Jacinda Ardern: 'Speak the Names of Those Who Were Lost Rather Than the Name of the Man Who Took Them. He Will…Be Nameless'

New Zealand Prime Minister Jacinda Ardern vowed she would never mention the name of the man accused of killing at least 50 people in the Christchurch attack on two mosques on March 15.

Her message to the New Zealand people was intended as assurance that she would do everything she could to ensure that the alleged gunman did not lift his profile and trade on the notoriety of the attack.

Australian Brenton Tarrant, 28, a self-described white supremacist, has been charged with murder. The New Zealand Herald reported that he had fired his lawyer and intended to represent himself in court.

That and the online publication of a manifesto of his ideology, posted just before the shootings, has fueled concern that he intended to use the court as a platform to promote his extremist views, which was what far-right shooter Anders Behring Breivik tried to do during his trial for the Norwegian attacks in 2011.

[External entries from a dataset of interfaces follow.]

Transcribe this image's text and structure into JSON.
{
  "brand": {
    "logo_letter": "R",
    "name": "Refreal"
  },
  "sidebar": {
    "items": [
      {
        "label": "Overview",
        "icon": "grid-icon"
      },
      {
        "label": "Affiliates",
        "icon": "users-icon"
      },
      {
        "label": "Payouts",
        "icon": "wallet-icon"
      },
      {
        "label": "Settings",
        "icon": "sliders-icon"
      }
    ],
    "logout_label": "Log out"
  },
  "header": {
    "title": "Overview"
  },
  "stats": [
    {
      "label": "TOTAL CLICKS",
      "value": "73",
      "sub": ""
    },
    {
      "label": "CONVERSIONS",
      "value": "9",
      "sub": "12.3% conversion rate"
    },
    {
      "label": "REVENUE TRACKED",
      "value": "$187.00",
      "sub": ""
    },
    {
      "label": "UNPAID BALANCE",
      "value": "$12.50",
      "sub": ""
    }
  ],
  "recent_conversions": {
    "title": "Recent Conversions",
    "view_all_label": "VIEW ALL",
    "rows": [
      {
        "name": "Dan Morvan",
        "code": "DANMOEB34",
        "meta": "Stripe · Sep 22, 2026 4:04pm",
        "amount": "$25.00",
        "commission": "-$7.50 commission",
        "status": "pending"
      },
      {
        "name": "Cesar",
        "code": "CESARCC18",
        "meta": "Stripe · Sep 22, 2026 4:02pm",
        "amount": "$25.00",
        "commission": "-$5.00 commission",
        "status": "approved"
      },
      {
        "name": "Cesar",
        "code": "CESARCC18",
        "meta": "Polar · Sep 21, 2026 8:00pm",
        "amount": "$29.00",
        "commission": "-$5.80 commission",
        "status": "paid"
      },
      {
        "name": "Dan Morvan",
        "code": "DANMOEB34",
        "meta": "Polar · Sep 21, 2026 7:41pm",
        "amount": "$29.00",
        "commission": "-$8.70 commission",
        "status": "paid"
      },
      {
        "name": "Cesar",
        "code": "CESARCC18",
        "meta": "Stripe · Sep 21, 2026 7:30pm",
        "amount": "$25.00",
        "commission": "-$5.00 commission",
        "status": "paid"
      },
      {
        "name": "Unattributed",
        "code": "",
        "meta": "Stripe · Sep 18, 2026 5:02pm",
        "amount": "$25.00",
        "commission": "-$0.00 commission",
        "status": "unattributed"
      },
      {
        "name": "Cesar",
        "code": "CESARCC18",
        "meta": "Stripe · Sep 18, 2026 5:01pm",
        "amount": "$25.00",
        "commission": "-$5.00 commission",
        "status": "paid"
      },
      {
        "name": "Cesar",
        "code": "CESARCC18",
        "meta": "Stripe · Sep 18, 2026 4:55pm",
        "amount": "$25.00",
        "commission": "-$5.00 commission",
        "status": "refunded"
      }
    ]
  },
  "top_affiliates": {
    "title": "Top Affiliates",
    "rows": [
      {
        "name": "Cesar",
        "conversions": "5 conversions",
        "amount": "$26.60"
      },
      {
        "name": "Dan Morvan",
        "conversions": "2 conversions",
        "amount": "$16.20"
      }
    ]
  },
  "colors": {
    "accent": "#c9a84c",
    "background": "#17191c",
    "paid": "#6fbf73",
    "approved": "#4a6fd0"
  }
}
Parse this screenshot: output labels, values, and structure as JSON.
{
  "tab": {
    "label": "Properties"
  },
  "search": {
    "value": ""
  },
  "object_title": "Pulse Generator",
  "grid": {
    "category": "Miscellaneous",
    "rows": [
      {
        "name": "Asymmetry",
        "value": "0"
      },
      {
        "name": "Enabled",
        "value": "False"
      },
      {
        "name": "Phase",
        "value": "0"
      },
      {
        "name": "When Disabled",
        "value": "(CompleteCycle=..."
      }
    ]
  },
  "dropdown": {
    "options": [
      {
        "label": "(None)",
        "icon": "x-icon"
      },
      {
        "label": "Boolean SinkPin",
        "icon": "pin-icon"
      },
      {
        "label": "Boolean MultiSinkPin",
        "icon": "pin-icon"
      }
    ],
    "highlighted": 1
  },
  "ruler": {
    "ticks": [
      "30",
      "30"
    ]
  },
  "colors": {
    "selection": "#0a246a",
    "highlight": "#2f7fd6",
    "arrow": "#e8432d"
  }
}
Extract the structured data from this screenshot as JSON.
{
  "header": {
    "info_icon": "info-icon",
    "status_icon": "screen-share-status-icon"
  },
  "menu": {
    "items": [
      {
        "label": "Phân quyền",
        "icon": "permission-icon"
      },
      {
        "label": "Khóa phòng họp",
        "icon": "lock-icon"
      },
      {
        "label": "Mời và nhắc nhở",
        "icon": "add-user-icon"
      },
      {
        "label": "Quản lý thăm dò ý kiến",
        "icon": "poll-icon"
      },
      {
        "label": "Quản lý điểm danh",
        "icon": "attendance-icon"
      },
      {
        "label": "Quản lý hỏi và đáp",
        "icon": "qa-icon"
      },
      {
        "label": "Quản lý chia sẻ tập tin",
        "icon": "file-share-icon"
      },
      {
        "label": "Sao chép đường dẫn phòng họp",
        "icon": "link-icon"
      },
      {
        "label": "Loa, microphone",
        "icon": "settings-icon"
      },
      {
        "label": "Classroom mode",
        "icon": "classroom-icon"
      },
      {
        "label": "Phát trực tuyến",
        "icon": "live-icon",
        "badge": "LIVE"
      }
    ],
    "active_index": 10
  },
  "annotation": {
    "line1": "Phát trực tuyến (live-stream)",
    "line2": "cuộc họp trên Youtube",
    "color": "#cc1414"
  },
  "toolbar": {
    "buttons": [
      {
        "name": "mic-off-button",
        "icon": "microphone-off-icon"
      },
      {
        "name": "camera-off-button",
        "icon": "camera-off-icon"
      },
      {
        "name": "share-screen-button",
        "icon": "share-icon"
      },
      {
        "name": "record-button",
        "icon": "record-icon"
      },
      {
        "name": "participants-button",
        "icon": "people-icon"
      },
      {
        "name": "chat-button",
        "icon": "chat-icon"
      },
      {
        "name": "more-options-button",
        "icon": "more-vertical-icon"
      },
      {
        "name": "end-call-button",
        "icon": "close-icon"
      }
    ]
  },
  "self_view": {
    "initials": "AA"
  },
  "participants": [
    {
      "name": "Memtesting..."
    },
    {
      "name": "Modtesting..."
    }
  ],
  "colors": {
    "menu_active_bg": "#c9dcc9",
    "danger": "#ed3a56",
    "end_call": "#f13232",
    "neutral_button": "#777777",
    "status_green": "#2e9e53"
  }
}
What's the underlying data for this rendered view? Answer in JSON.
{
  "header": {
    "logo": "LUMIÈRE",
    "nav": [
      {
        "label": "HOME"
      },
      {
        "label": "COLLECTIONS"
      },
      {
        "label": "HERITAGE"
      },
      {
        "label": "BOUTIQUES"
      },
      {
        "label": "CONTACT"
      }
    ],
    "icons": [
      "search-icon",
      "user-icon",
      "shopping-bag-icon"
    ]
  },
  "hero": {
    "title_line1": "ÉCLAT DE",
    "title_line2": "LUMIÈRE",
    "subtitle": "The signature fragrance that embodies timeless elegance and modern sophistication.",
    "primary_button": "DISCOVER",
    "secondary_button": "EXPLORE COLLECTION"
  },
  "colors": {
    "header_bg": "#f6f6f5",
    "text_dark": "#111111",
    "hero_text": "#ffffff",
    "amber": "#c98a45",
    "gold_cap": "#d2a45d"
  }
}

New Zealand Prime Minister Jacinda Ardern embraces a woman who attended the House session at parliament, in Wellington, New Zealand, on March 19. Men and women were encouraged to wear headscarves on Friday in support of the victims of the Christchurch mosque attacks. Mark Tantrum/Getty Images

Ardern, who has won praise at home and abroad for her response following New Zealand's worst mass shooting in its history, told the media from the country's parliament that she would do what she could to stifle his desire for publicity.

She said the gunman "obviously had a range of reasons" for his acts and that "lifting his profile was one of them.

"He sought many things from his act of terror, but one was notoriety—that is why you will never hear me mention his name. That's something that we can absolutely deny him."

She called on the media to play a role in denying the accused man a platform, raising speculation of a closed trial, although that would not be for her to decide.

"I think we really will be looking to the media around its kind of coverage. That's why, as I say, this is a conversation I think really the media can play a strong role in.

"But the one thing I can assure you—you won't hear me speak his name. I implore you, speak the names of those who were lost rather than the name of the man who took them. He is a terrorist. He is a criminal. He is an extremist. But he will, when I speak, be nameless," said Ardern.

Legal experts have said that if Tarrant is charged with 50 counts of murder, rather than under the Terrorism Act, he would be less likely to be able to use the trial as a forum to promote his views.

Otago University legal issues center director, Bridgette Toy-Cronin, told Radio New Zealand that this would limit the chances for political material to be entered as evidence.

"If it's murder charges, then what the Crown has to prove is that people died, that he intended to kill him, and so there's just less scope for all the other ideological stuff.

"The terrorism offenses go further and talk about proving that it was ideologically motivated, so once you're into that territory you've got to bring in more evidence about whether it was ideologically motivated and that sort of opens the door to that bigger discussion. The fewer issues that are on the table, the less things you've got to talk about basically," Toy-Cronin said.